"Illuminating . . . absolutely fascinating." —The New York Times
"First-rate. . . . An important addition to the Dead Sea Scrolls literature. . . . Shanks' compelling narrative of their discovery and contents . . . truly does justice to the material." —Archaeology
Over sixty years ago, in a cave near Qumran on the Dead Sea, a Bedouin shepherd made a remarkable discovery—a cache of scrolls, in Hebrew and Aramaic, dating roughly from the time of Jesus. Here, in hundreds of literary fragments, was a window into an unknown world—the world where Christianity and modern Judaism were born.

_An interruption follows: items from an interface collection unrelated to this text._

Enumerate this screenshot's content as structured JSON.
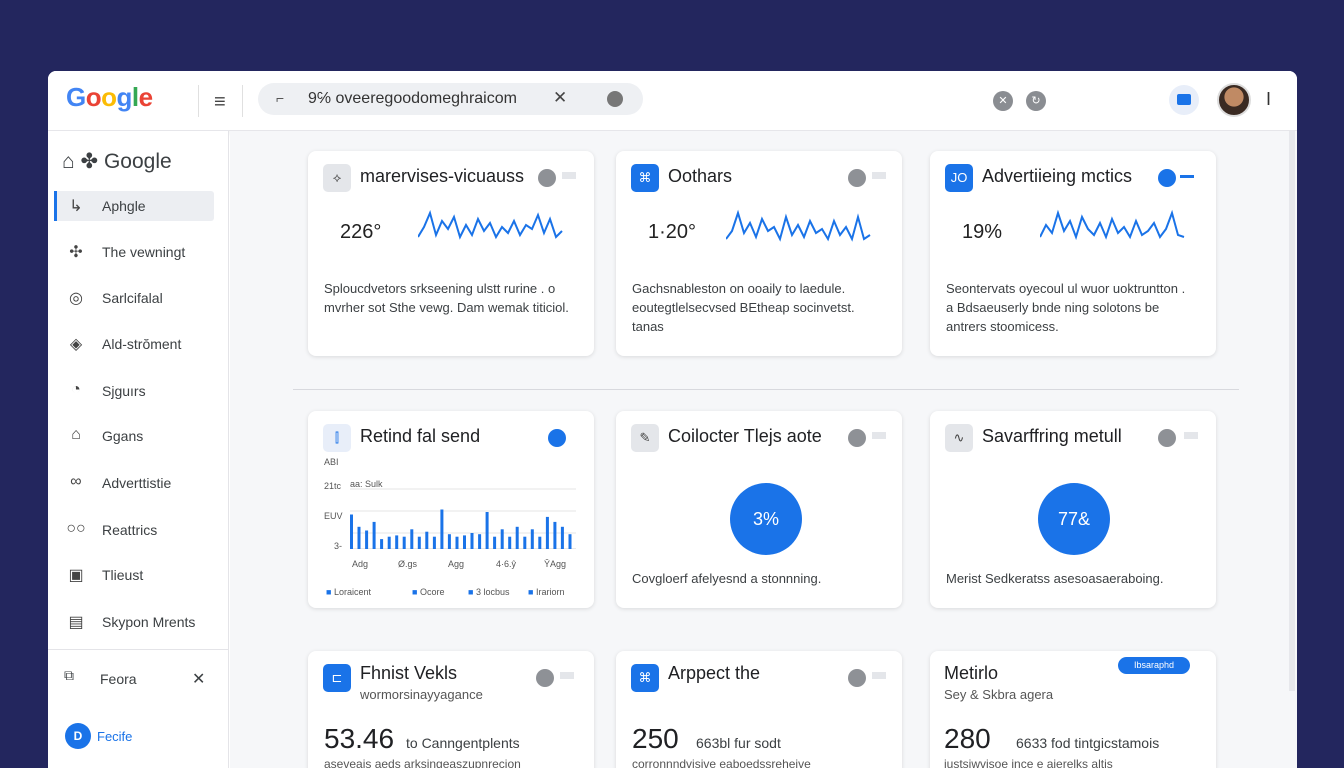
{
  "colors": {
    "accent": "#1a73e8",
    "background": "#23265e",
    "chart_bar": "#1a73e8"
  },
  "header": {
    "logo": [
      "G",
      "o",
      "o",
      "g",
      "l",
      "e"
    ],
    "url": "9℅ oveeregoodomeghraicom",
    "url_icon": "tab-icon",
    "hamburger": "menu-icon",
    "cursor": "I"
  },
  "sidebar": {
    "title": "Google",
    "items": [
      {
        "label": "Aphgle",
        "icon": "pointer-icon",
        "glyph": "↳"
      },
      {
        "label": "The vewningt",
        "icon": "spark-icon",
        "glyph": "✣"
      },
      {
        "label": "Sarlcifalal",
        "icon": "target-icon",
        "glyph": "◎"
      },
      {
        "label": "Ald-strŏment",
        "icon": "compass-icon",
        "glyph": "◈"
      },
      {
        "label": "Sjguırs",
        "icon": "bulb-icon",
        "glyph": "◔"
      },
      {
        "label": "Ggans",
        "icon": "car-icon",
        "glyph": "⌂"
      },
      {
        "label": "Adverttistie",
        "icon": "link-icon",
        "glyph": "∞"
      },
      {
        "label": "Reattrics",
        "icon": "glasses-icon",
        "glyph": "○○"
      },
      {
        "label": "Tlieust",
        "icon": "doc-icon",
        "glyph": "▣"
      },
      {
        "label": "Skypon Mrents",
        "icon": "calendar-icon",
        "glyph": "▤"
      }
    ],
    "footer_label": "Feora",
    "user_initials": "D",
    "user_label": "Fecife"
  },
  "cards_top": [
    {
      "title": "marervises-vicuauss",
      "metric": "226°",
      "description": "Sploucdvetors srkseening ulstt rurine . o mvrher sot Sthe vewg. Dam wemak titiciol."
    },
    {
      "title": "Oothars",
      "metric": "1·20°",
      "description": "Gachsnableston on ooaily to laedule. eoutegtlelsecvsed BEtheap socinvetst. tanas"
    },
    {
      "title": "Advertiieing mctics",
      "metric": "19%",
      "description": "Seontervats oyecoul ul wuor uoktruntton . a Bdsaeuserly bnde ning solotons be antrers stoomicess."
    }
  ],
  "card_chart": {
    "title": "Retind fal send",
    "y_tick_labels": [
      "ABI",
      "21tc",
      "EUV",
      "3-"
    ],
    "annotation": "aa: Sulk",
    "x_tick_labels": [
      "Adg",
      "Ø.gs",
      "Agg",
      "4·6.ŷ",
      "ŶAgg"
    ],
    "legend": [
      "Loraicent",
      "Ocore",
      "3 locbus",
      "Irariorn"
    ]
  },
  "card_donut_1": {
    "title": "Coilocter Tlejs aote",
    "value": "3%",
    "description": "Covgloerf afelyesnd a stonnning."
  },
  "card_donut_2": {
    "title": "Savarffring metull",
    "value": "77&",
    "description": "Merist Sedkeratss asesoasaeraboing."
  },
  "cards_bottom": [
    {
      "title": "Fhnist Vekls",
      "sub": "wormorsinayyagance",
      "number": "53.46",
      "caption": "to Canngentplents",
      "foot": "aseveais aeds arksingeaszupnrecion"
    },
    {
      "title": "Arppect the",
      "sub": "",
      "number": "250",
      "caption": "663bl fur sodt",
      "foot": "corronnndvisive eaboedssreheive"
    },
    {
      "title": "Metirlo",
      "sub": "Sey & Skbra agera",
      "number": "280",
      "caption": "6633 fod tintgicstamois",
      "foot": "iustsiwvisoe ince e aierelks altis",
      "pill": "Ibsaraphd"
    }
  ],
  "chart_data": {
    "type": "bar",
    "title": "Retind fal send",
    "series": [
      {
        "values": [
          28,
          12,
          18,
          10,
          15,
          20,
          22,
          14,
          8,
          12,
          10,
          16,
          11,
          8,
          10,
          18,
          16,
          8,
          10,
          40,
          14,
          16,
          10,
          12,
          32,
          8,
          12,
          14,
          10,
          8,
          11,
          40,
          13,
          18,
          12,
          10,
          30,
          12,
          10,
          50,
          16,
          22,
          10,
          14,
          18,
          12,
          10,
          8,
          16,
          12,
          10,
          20,
          26,
          18,
          22,
          12,
          18,
          14,
          12,
          30
        ]
      }
    ],
    "ylim": [
      0,
      60
    ],
    "grid": true
  }
}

Everyone has heard about the scrolls, but what, exactly, are their contents? Who wrote them? What do they reveal? Do they undermine the authority of the Hebrew Bible? Do they shed new light on Jesus, his sayings and his sacraments? Until recently, only a handful of experts could answer these questions, for only they had access to the scrolls. Now, thanks to the liberating efforts of scholars such as Hershel Shanks, the scrolls are the property of us all, their mystery at long last yielding to meaning. Here, in arresting detail, is the most complete assessment of the scrolls to date. It is a history of their discovery and dissemination, a summary of their scholarly interpretation, and a thoughtful meditation on their ultimate significance. Above all, it is an act of generosity—a great scholar's gift to the common understanding of the most important ancient texts found in modern times.

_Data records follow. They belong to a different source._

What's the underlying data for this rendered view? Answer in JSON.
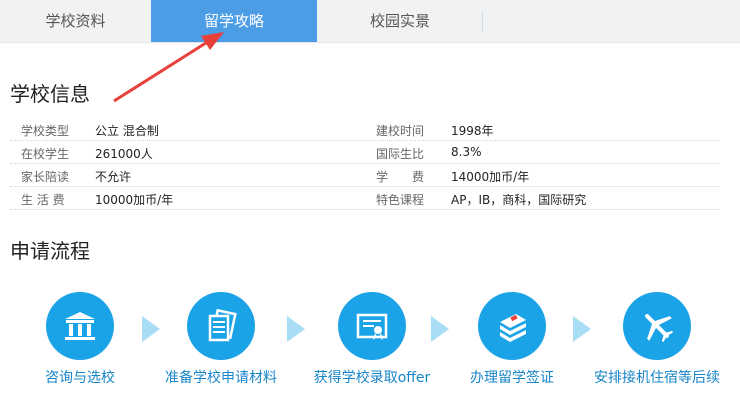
{
  "tabs": [
    {
      "label": "学校资料",
      "active": false
    },
    {
      "label": "留学攻略",
      "active": true
    },
    {
      "label": "校园实景",
      "active": false
    }
  ],
  "colors": {
    "accent": "#4d9ce6",
    "step_circle": "#1ba3e7",
    "step_label": "#1785c8",
    "arrow": "#e8403a"
  },
  "school_info": {
    "title": "学校信息",
    "rows": [
      {
        "left_label": "学校类型",
        "left_value": "公立 混合制",
        "right_label": "建校时间",
        "right_value": "1998年"
      },
      {
        "left_label": "在校学生",
        "left_value": "261000人",
        "right_label": "国际生比",
        "right_value": "8.3%"
      },
      {
        "left_label": "家长陪读",
        "left_value": "不允许",
        "right_label": "学　　费",
        "right_value": "14000加币/年"
      },
      {
        "left_label": "生 活 费",
        "left_value": "10000加币/年",
        "right_label": "特色课程",
        "right_value": "AP，IB，商科，国际研究"
      }
    ]
  },
  "process": {
    "title": "申请流程",
    "steps": [
      {
        "label": "咨询与选校",
        "icon": "school-building-icon"
      },
      {
        "label": "准备学校申请材料",
        "icon": "documents-icon"
      },
      {
        "label": "获得学校录取offer",
        "icon": "certificate-icon"
      },
      {
        "label": "办理留学签证",
        "icon": "passport-icon"
      },
      {
        "label": "安排接机住宿等后续",
        "icon": "airplane-icon"
      }
    ]
  }
}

Fifty years ago, a shepherd rummaging through caves surrounding the Dead Sea discovered a number of scrolls and scroll fragments that provided a glimpse into Judaism in the years between the takeover of Jerusalem by Pompeii in 64 B.C. and the destruction of the Jerusalem Temple by Rome in A.D. 70. In his engaging new book, Shanks, founder and editor of Biblical Archaeology Review, examines the history and significance of the Dead Sea Scrolls. Part detective story and part historical narrative, his book reveals the behind-the-scenes race to discover more scrolls that preoccupied both biblical archeologists and Bedouin, as well as the political intrigues between Israeli and American scholars that kept the scrolls from being translated and available to a larger public for more than 40 years. Most important, however, is Shanks's overview of the question of the authorship of the scrolls. The popular scholarly view on this topic is that the Essenes, a Jewish ascetic community, wrote the Dead Sea Scrolls. Using archeological evidence as well as literary and historical criticism, Shanks conducts a survey of the major opinions on the matter to conclude that "if it weren't for the proximity of the scrolls to Qumran we would never think of Qumran as the site of an isolated religious community." Finally, Shanks contends that the scrolls are far less important for our understanding of Christianity and than for the glimpse they offer into Judaism between 250 B.C. and A.D. 70. Lively prose and lucid critical insights into one of the most fascinating chapters of modern history make Shanks's book a must read for armchair biblical historians and archeologists.